(PROBLEM TO SOLVE): Return each line exactly, beginning with the one that has "Serialize everything readable" and finishing with the final line of the material. Drop any pictures.

(EXTRACTED MATERIAL Opens)

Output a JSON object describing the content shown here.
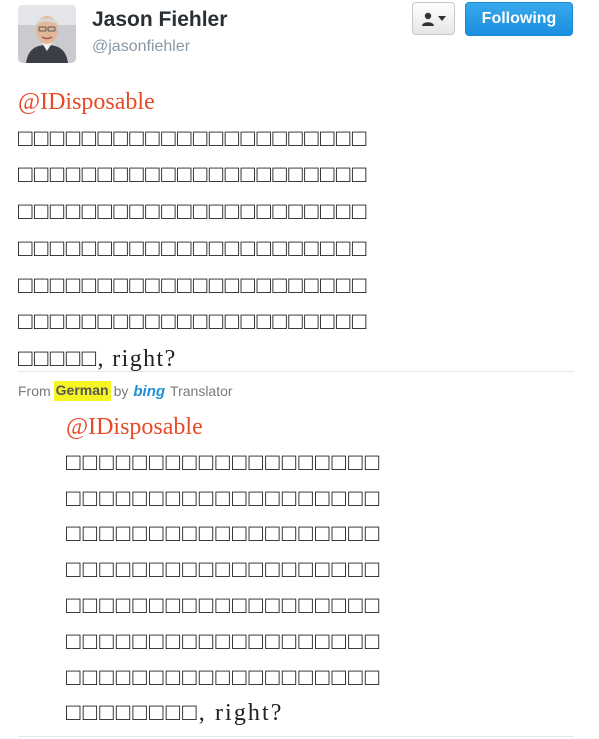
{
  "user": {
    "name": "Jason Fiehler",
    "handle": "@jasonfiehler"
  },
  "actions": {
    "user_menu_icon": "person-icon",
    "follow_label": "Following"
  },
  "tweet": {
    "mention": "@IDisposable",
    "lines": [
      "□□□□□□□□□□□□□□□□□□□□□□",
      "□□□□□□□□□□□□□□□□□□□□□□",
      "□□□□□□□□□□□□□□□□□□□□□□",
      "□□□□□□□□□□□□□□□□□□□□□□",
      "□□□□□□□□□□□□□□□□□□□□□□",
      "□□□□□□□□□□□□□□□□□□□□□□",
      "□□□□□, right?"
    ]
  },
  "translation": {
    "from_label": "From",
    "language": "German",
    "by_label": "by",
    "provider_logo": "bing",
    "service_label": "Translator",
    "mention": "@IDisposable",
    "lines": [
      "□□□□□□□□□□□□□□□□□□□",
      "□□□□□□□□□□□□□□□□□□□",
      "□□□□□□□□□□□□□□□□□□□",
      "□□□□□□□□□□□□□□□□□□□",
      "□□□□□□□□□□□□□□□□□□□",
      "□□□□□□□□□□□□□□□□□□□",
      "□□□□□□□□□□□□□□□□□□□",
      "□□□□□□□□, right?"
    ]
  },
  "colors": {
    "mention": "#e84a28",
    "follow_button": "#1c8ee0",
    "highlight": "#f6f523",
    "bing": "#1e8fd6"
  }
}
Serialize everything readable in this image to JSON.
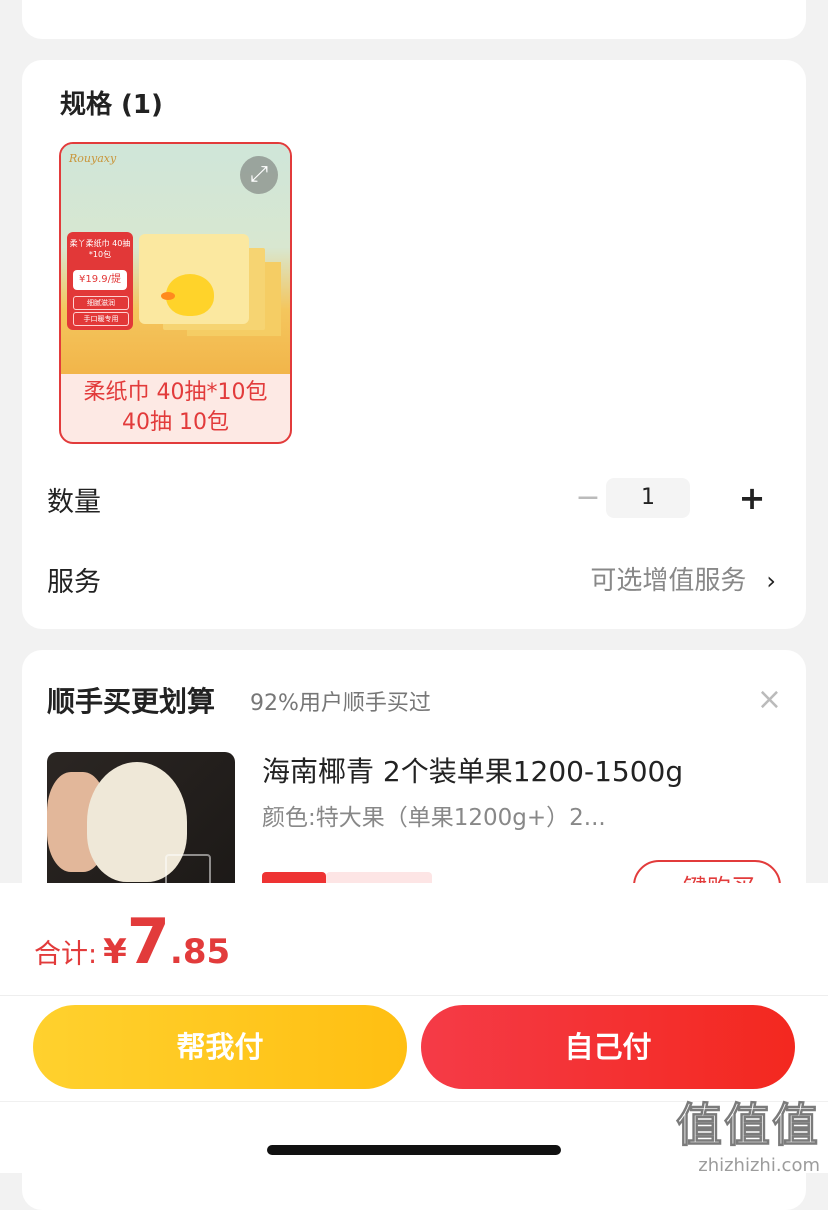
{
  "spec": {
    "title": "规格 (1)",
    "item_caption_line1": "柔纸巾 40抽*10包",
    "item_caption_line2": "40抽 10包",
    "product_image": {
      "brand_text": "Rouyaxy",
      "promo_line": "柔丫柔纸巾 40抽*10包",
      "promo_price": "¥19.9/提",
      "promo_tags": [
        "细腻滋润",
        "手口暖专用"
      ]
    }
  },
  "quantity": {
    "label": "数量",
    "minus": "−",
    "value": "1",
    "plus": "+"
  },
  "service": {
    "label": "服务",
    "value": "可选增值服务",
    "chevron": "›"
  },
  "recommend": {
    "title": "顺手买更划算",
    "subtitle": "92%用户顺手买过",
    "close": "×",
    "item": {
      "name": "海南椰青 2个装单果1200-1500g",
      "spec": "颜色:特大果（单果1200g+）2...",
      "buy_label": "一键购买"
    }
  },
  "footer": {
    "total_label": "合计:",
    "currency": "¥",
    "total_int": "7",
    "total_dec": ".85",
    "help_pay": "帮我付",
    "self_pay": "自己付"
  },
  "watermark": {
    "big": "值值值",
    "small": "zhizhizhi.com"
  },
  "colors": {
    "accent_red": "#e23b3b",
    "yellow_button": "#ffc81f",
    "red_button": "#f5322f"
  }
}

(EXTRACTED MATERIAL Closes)

(ANSWER TO THIS PROBLEM):
Serialize everything readable in this image to JSON.
{
  "spec": {
    "title": "规格 (1)",
    "item_caption_line1": "柔纸巾 40抽*10包",
    "item_caption_line2": "40抽 10包",
    "product_image": {
      "brand_text": "Rouyaxy",
      "promo_line": "柔丫柔纸巾 40抽*10包",
      "promo_price": "¥19.9/提",
      "promo_tags": [
        "细腻滋润",
        "手口暖专用"
      ]
    }
  },
  "quantity": {
    "label": "数量",
    "minus": "−",
    "value": "1",
    "plus": "+"
  },
  "service": {
    "label": "服务",
    "value": "可选增值服务",
    "chevron": "›"
  },
  "recommend": {
    "title": "顺手买更划算",
    "subtitle": "92%用户顺手买过",
    "close": "×",
    "item": {
      "name": "海南椰青 2个装单果1200-1500g",
      "spec": "颜色:特大果（单果1200g+）2...",
      "buy_label": "一键购买"
    }
  },
  "footer": {
    "total_label": "合计:",
    "currency": "¥",
    "total_int": "7",
    "total_dec": ".85",
    "help_pay": "帮我付",
    "self_pay": "自己付"
  },
  "watermark": {
    "big": "值值值",
    "small": "zhizhizhi.com"
  },
  "colors": {
    "accent_red": "#e23b3b",
    "yellow_button": "#ffc81f",
    "red_button": "#f5322f"
  }
}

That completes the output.